"Getting into and graduating from an elite university takes a lot of hard-work and sacrifice, but if your whole life has been engineered towards success how will you handle the tough times?"
Hiring someone who has had a less than easy life might just be the person that your team is missing. Persistence in the face of adversity shows ambition, courage and an ability to solve and overcome problems - all qualities which are extremely desirable in an employee. When you next come to review CVs and invite candidates to interview, consider interviewing those who might not look that great on paper – they might surprise you!
3. Interview Stage - Value Passion Over Skill
When it comes to interview anyone can list off their achievements to date and explain why they’re good for the job.
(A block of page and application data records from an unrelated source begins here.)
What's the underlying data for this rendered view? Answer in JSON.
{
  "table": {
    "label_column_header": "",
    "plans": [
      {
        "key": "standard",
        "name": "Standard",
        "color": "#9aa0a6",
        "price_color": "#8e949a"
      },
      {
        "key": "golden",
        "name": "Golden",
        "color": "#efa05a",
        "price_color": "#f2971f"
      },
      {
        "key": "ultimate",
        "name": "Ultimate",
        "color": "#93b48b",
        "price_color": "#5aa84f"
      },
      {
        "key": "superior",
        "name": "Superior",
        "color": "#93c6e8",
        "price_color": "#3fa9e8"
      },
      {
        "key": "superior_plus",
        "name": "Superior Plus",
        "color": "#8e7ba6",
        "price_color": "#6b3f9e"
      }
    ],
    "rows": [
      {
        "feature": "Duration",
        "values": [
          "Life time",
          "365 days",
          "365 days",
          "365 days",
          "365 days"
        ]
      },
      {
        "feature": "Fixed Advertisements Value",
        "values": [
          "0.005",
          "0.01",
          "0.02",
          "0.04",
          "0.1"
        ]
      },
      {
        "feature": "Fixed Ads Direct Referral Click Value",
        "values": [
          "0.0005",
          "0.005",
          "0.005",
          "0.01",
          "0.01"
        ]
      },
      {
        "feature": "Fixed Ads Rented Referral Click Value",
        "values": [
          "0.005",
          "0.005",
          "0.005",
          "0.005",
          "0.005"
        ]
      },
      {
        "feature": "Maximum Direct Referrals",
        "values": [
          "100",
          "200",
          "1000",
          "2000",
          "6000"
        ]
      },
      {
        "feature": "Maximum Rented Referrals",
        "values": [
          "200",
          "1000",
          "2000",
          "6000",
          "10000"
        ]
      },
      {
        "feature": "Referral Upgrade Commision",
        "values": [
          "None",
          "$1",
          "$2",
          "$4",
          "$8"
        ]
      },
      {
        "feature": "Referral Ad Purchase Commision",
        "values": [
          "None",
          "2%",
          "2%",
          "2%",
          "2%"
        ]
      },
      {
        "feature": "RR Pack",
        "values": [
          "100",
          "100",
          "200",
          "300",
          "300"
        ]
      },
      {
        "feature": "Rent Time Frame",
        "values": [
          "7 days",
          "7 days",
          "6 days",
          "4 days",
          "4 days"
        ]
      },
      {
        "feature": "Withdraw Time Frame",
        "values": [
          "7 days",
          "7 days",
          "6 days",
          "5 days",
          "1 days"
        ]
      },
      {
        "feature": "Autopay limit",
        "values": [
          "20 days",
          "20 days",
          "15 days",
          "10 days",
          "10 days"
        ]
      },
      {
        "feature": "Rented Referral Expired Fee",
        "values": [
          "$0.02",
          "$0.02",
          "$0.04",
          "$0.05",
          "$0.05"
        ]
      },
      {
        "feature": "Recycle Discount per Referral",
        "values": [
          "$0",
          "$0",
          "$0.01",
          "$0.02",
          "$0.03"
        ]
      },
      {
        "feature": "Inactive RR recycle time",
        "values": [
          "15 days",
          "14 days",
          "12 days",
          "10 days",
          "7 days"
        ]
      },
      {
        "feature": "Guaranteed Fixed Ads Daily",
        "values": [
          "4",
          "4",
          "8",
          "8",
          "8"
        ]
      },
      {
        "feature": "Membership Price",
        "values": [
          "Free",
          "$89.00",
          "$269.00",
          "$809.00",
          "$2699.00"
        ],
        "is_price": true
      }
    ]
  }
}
The key question is; are they actually passionate about what they do? You will always get more out of an employee who enjoys their job, than one who does not.
In this video, Mark Zuckerberg CEO and co-founder of Facebook, shares his secret to hiring the best employees:
"People can be really smart or have skills that are directly applicable, but if they don’t really believe in it, they’re not going to work hard and they’re not going to care enough to develop their experience to succeed"
It would seem that passion is certainly more profitable than skill and experience, so you need to adapt your interview style to reveal if someone really is enthusiastic about the role. For example, if you’re looking to hire content creators ask them:
Do you create content in your spare time? Do you have a blog? How often do you write?
Asking questions of this sort should provide you with the answers you need to gauge whether someone is honestly and truly excited by the role, or whether they’re just looking for whatever job comes their way.
When you invest in an employee, you also invest in your business’ future, so make sure you give your recruitment strategy the due care and consideration it requires. If you can fine-tune how you select employees using the industry insights discussed, you should be able to build a profitable team and successful business.